# WHAT THE TASK REQUIRES
Tally the lines below that contain the word "Matrix". Only the number should be returned.

(AVAILABLE DATA Opens)

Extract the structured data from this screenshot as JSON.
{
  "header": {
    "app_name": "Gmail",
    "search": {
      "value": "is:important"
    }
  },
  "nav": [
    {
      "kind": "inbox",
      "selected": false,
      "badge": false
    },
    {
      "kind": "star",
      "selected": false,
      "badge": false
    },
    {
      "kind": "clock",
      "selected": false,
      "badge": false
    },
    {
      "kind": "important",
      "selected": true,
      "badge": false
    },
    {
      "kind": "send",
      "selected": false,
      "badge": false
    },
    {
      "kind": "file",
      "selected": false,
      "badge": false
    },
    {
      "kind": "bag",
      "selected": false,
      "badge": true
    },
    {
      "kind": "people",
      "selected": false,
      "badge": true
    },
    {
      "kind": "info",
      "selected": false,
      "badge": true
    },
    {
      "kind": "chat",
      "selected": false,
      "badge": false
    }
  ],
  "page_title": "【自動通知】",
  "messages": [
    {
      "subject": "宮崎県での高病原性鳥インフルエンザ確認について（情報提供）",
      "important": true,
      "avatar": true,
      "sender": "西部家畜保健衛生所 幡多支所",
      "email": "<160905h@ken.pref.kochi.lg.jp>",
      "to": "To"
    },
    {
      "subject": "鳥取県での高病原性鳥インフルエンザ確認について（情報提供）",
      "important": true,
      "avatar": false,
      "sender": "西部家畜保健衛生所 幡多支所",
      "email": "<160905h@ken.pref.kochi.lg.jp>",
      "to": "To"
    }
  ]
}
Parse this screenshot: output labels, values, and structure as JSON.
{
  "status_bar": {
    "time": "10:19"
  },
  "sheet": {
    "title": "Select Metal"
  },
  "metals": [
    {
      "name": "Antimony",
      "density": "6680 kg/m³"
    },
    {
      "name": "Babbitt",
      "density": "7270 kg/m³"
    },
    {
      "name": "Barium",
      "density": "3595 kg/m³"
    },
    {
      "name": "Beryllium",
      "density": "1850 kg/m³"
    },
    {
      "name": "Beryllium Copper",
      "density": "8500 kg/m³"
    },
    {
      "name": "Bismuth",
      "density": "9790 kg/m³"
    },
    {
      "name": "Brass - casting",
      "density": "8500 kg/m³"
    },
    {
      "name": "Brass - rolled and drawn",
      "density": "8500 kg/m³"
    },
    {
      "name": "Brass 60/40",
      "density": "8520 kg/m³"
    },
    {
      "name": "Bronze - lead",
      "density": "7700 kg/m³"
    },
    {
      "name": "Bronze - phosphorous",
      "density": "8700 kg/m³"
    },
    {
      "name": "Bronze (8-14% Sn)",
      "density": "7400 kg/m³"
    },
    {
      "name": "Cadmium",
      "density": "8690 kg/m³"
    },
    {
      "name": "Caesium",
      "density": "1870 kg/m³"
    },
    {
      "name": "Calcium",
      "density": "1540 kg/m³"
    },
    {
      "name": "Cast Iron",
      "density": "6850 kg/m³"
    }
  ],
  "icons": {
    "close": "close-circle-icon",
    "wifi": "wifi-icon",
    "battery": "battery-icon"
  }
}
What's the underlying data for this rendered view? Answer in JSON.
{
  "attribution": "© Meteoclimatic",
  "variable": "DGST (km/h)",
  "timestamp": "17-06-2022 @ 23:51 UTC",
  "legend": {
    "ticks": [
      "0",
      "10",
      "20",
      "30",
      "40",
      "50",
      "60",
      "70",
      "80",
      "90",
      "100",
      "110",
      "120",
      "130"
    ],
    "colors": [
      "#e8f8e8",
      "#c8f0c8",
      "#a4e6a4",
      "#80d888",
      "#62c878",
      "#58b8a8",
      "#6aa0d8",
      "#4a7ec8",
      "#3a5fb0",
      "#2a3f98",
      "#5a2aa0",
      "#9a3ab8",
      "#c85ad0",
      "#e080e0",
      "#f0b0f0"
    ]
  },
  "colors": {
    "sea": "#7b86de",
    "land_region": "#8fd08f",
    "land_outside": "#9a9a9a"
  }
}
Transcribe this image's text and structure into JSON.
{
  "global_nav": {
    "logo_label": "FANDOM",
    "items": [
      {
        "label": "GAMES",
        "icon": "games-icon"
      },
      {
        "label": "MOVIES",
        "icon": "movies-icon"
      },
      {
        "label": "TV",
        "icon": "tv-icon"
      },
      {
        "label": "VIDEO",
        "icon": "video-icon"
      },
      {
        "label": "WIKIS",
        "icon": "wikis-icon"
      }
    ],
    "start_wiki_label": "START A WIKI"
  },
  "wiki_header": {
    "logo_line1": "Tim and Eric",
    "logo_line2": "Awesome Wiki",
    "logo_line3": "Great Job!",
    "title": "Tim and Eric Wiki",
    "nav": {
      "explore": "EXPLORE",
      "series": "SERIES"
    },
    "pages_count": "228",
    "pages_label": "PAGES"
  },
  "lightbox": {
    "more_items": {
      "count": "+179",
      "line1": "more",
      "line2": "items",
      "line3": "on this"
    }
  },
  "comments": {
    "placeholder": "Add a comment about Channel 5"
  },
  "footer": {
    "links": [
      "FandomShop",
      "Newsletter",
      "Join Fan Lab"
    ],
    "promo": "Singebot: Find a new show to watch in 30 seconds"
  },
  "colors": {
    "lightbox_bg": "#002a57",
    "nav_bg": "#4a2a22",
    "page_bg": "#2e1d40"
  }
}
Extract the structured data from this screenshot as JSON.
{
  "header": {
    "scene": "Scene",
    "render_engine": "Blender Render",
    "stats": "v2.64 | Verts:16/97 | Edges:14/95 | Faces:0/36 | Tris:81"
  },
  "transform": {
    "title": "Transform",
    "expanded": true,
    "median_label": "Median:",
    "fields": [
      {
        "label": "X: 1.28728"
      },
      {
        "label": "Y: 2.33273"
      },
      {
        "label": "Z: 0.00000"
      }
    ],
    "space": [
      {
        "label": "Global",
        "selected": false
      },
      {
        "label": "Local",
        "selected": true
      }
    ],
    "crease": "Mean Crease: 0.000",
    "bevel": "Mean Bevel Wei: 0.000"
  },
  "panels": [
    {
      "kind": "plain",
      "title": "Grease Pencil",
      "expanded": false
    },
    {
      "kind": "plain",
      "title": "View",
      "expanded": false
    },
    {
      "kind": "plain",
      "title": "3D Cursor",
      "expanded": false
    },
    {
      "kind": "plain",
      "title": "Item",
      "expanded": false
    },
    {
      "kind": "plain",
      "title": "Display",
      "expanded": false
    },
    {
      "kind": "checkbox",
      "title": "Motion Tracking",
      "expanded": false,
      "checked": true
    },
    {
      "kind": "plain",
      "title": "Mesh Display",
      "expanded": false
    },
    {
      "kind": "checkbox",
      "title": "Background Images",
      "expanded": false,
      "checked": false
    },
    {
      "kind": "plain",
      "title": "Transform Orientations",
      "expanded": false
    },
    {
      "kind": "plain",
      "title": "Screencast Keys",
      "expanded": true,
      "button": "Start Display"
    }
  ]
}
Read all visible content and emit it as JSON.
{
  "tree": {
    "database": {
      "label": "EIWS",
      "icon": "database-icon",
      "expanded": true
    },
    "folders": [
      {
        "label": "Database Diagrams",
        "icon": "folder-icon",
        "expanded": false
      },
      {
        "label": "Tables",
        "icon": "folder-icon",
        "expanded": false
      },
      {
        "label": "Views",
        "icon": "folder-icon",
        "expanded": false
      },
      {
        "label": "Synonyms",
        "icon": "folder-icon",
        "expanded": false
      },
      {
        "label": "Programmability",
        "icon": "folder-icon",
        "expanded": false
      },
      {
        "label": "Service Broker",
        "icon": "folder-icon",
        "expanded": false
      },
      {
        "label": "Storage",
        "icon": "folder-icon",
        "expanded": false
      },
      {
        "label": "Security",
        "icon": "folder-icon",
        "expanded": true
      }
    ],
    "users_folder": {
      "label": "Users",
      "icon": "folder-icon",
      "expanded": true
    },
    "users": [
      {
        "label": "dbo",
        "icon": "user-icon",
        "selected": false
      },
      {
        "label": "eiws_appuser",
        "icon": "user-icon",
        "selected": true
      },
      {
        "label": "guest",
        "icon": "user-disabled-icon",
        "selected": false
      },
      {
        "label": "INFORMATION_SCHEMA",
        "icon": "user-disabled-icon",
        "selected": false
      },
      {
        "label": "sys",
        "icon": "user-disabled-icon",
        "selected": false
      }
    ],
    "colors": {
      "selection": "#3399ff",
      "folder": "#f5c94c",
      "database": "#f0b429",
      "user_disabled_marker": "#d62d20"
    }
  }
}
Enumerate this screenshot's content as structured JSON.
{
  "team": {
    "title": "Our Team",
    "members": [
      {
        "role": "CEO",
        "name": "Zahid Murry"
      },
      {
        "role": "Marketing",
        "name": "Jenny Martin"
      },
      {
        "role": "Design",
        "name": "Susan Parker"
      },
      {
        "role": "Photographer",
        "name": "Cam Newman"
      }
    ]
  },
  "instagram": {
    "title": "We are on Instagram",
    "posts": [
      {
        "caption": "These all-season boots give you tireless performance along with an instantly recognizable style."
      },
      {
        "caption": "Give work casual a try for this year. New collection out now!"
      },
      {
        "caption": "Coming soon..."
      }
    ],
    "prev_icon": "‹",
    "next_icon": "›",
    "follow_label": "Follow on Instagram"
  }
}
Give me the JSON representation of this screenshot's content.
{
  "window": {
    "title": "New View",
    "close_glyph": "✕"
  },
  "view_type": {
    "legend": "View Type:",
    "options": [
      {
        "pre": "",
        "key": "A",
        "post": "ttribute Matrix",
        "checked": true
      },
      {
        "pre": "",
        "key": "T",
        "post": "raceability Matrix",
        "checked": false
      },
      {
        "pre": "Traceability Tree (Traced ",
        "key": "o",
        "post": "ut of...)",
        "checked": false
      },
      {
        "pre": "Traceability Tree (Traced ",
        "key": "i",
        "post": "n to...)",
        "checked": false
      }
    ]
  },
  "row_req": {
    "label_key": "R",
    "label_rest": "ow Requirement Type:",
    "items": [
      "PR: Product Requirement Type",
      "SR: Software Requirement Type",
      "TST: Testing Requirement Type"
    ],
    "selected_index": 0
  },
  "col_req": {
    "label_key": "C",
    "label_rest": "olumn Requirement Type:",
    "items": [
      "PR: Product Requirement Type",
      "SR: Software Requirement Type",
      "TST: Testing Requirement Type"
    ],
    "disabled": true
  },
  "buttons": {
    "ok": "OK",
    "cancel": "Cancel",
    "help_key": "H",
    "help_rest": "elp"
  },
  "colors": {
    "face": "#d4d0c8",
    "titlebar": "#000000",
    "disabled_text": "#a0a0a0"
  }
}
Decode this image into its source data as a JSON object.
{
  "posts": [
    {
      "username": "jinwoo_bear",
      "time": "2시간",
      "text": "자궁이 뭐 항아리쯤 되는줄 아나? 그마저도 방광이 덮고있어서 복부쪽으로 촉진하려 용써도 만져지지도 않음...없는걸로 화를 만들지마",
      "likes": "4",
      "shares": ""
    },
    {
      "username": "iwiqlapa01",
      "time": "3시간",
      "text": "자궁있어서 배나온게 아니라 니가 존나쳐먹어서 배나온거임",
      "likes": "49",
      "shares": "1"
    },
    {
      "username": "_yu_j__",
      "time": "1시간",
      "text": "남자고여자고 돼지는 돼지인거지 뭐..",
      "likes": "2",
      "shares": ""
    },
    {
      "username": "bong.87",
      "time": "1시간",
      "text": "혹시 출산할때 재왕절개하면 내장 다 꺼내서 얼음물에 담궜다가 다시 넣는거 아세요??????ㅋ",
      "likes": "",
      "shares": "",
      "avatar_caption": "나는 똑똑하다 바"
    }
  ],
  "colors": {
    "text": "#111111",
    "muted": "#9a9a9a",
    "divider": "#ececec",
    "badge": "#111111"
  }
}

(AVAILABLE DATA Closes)

# REPLY TO THE EXERCISE
2